We did that. And when I say "we" I mean the American people in the broadest sense. That our fear, our anxiety, our willingness to frame others, whether they are unruly women, "illegal" immigrants, "lazy" black people, "terrorist" Muslims -- our willingness to not see ourselves in them, but to see them as the other make possible all of these policy moments.
Now, this is the last thing I will say, and then I will run from this building: There is no reason to lose hope. We are just not perfect people. We're kind of like an adolescent country. Remember adolescence? My daughter is almost 11; I had forgotten. Adolescence is hard. You just randomly feel bad, and get afraid, and wonder about the security of childhood that you once had. And particularly for a country that became so dominant so quickly, that became so wealthy in the context of such inequality, that understood itself as standing on the shining hill -- we are in our adolescence and we're making a bit of a mess of it.
Reason to hope
That said, there is no reason to lose hope. The fear that has activated the last decade cannot be countered with more fear of what is coming. Is there money in the political system? Yup. Is the Supreme Court friendly? No. Are there folks willing to actually damage the very core of our democratic principles in order to win short-term gains? Um-hm.
Maybe it's coming from people who were slaves and Mormons -- my white people [ancestors] were Mormons; my black people were slaves. Everybody was basically after them. The Mormons got ejected out of Missouri, had to push handcarts across the American West. The black folks got enslaved for a couple of centuries. I don't know, I guess struggle doesn't worry me in the sense of being struggle itself.

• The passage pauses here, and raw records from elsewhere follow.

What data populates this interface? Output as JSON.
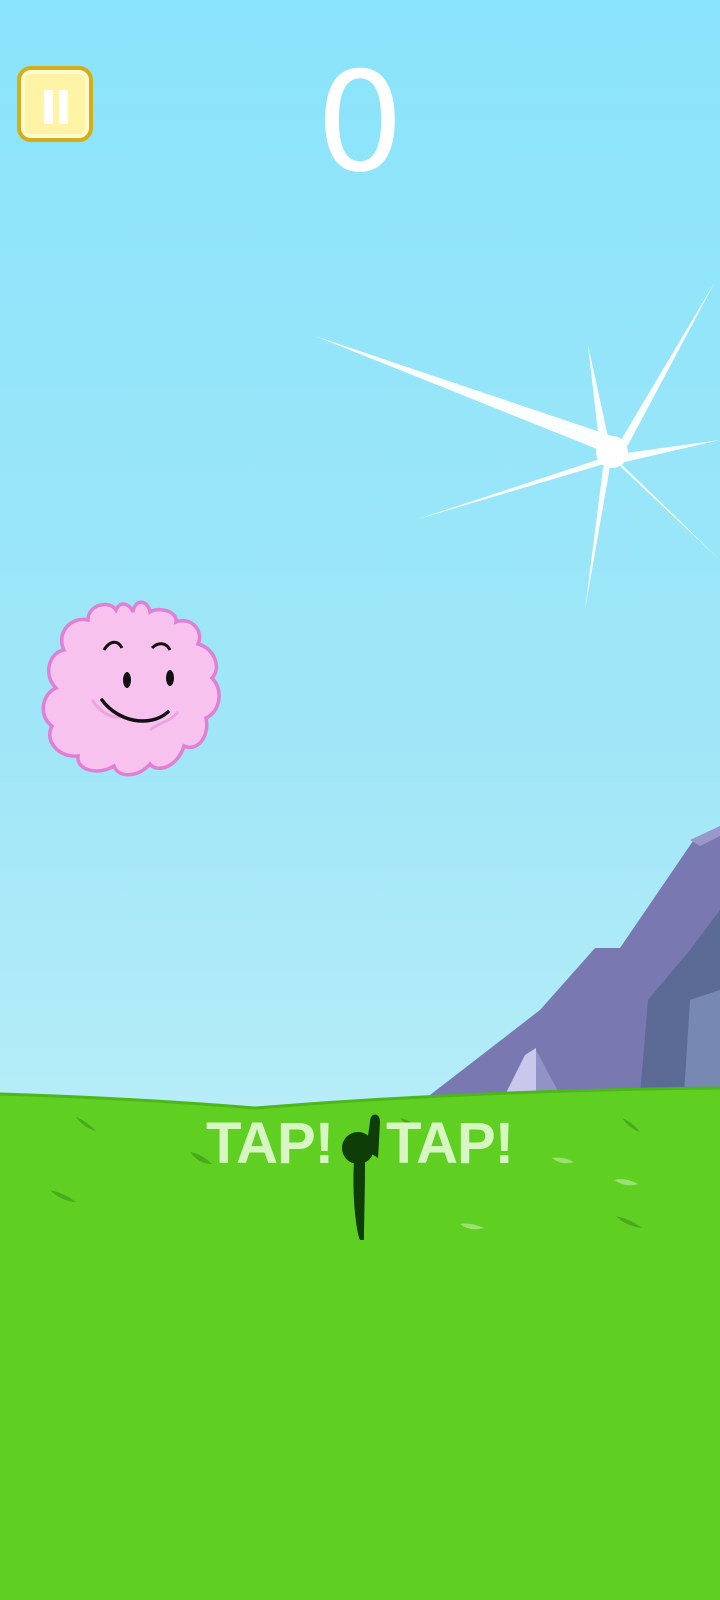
{
  "hud": {
    "score": "0",
    "pause_icon": "pause-icon"
  },
  "tutorial": {
    "tap_left": "TAP!",
    "tap_right": "TAP!",
    "hand_icon": "finger-tap-icon"
  },
  "character": {
    "name_icon": "pink-fluffy-cloud-character"
  },
  "colors": {
    "sky_top": "#8ae4fb",
    "sky_bottom": "#bdeef8",
    "grass": "#5fcf22",
    "mountain": "#7a77b0",
    "pause_fill": "#fff3a6",
    "pause_border": "#d4ad17",
    "character_fill": "#f7c3ee",
    "character_outline": "#e07fd3"
  }
}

What I do know is that my enslaved grandmother who was sold on a street corner in Richmond, Virginia, believed in God. Now, I'm not asking you to believe in God; I'm asking you to think about this: This is a woman who never knew anything but slavery for herself, never knew anything but slavery for everyone she'd ever been related to, never expected anything but slavery for all of the people she would be related to in the future. There was no empirical evidence that any being cared about her circumstances. There was no empirical evidence that there was a loving God who had any power. And if there was a loving God, he was pretty pitiful, or if he was powerful, he didn't seem to love her.
I'm not asking you to believe in God or to accept any kind of supreme being. I'm asking you to think about the faith that is associated with the hope that is not necessarily rooted in the empirical realities you see around you right at this moment, that says that we can still be part of something that is bigger than ourselves, and something that we cannot necessarily see at the moment, but simply requires us not to be afraid of each other. Because it's our fear of each other that makes us exceptionally easy to divide.
I know I've talked a lot, but I really do have to go talk to the Bushes now, but it's because I'm not afraid of them. I'm not angry with them; I often disagree. But I am not afraid of any person with whom we are struggling. We can get to another place.